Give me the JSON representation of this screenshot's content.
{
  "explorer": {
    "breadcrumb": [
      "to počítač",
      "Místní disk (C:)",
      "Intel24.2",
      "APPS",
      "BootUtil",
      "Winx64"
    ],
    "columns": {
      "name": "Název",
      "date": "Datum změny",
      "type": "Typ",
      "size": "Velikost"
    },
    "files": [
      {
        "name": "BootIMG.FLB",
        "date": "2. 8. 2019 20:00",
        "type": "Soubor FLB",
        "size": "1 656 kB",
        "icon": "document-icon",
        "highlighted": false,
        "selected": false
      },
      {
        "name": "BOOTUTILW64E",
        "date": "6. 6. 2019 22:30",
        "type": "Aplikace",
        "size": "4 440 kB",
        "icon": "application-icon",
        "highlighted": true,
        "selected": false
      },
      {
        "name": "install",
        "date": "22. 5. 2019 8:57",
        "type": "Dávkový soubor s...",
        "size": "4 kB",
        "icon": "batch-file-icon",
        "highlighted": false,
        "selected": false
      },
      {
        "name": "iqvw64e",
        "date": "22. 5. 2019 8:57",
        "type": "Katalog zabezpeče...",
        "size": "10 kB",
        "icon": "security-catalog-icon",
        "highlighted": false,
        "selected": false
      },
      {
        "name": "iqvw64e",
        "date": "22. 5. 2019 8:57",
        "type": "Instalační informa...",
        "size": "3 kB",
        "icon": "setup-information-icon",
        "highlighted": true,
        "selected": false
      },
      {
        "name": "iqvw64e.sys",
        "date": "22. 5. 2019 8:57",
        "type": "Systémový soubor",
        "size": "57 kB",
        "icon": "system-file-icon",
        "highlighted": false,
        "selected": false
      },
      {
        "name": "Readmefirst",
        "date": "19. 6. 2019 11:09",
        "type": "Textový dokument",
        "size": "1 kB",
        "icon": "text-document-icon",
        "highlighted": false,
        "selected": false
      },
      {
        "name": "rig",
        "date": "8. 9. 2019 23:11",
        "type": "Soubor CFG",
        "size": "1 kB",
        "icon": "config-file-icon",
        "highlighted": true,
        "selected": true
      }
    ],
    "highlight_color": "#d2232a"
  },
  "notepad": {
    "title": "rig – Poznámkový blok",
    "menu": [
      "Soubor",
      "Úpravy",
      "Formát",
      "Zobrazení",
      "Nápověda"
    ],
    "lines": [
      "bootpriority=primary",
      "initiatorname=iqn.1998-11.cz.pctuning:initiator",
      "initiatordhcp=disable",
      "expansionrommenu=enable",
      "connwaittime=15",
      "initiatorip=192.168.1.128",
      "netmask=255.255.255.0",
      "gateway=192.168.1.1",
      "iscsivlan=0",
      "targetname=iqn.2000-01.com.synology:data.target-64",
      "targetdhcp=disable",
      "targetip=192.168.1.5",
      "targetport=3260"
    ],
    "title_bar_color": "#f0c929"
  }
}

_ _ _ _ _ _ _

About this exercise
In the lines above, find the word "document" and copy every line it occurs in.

Response
        "icon": "document-icon",
        "icon": "text-document-icon",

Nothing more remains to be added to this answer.